- What the task requires: Across all the entries, tally the lines holding the word "artist", and give the number by itself.

- Data for this exercise:

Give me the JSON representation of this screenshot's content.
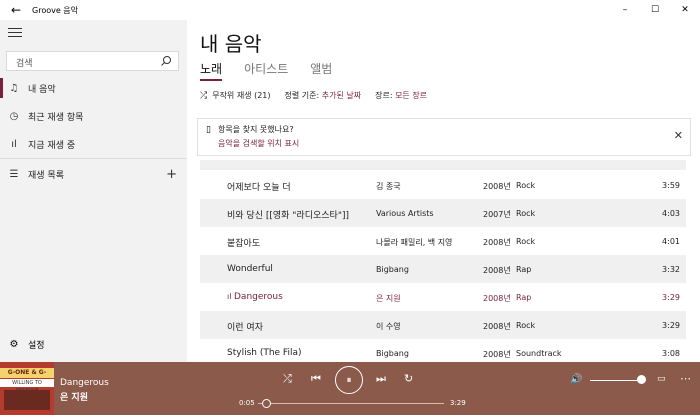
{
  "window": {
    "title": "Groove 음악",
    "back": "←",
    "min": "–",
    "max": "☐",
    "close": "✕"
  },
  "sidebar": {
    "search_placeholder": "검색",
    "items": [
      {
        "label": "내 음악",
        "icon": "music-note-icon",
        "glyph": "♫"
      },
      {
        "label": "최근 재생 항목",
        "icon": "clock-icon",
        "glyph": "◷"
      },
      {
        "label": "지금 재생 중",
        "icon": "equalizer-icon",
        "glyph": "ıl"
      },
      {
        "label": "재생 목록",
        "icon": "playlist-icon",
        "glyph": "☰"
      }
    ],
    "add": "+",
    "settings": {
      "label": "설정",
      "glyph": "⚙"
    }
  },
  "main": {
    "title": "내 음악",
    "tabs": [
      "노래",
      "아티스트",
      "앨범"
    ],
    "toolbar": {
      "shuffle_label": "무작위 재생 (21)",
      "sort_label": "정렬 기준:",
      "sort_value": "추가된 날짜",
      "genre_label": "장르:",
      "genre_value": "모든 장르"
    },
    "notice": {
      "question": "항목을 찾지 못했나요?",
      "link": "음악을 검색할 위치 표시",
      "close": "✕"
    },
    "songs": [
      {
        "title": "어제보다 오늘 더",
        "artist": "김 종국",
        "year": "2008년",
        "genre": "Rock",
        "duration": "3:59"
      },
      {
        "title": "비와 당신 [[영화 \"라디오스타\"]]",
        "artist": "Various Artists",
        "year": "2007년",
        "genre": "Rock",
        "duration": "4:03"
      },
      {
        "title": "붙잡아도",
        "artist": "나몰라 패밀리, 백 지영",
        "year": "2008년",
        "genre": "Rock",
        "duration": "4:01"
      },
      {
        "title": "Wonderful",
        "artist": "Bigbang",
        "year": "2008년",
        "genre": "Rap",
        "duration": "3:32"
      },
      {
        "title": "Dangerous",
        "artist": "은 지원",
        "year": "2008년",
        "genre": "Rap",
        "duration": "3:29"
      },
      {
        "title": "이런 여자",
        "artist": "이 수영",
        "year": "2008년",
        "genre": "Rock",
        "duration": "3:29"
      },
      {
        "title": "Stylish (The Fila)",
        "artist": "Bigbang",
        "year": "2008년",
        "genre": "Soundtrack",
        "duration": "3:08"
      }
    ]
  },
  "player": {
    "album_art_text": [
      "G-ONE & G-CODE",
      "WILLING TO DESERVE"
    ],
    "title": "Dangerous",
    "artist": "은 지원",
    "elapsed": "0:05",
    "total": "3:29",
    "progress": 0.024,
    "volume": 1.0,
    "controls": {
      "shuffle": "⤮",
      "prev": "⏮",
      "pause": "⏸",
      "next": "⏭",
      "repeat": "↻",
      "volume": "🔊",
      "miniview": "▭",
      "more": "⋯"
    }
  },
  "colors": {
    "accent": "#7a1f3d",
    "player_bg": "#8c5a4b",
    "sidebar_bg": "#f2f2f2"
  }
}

- Solution below: 8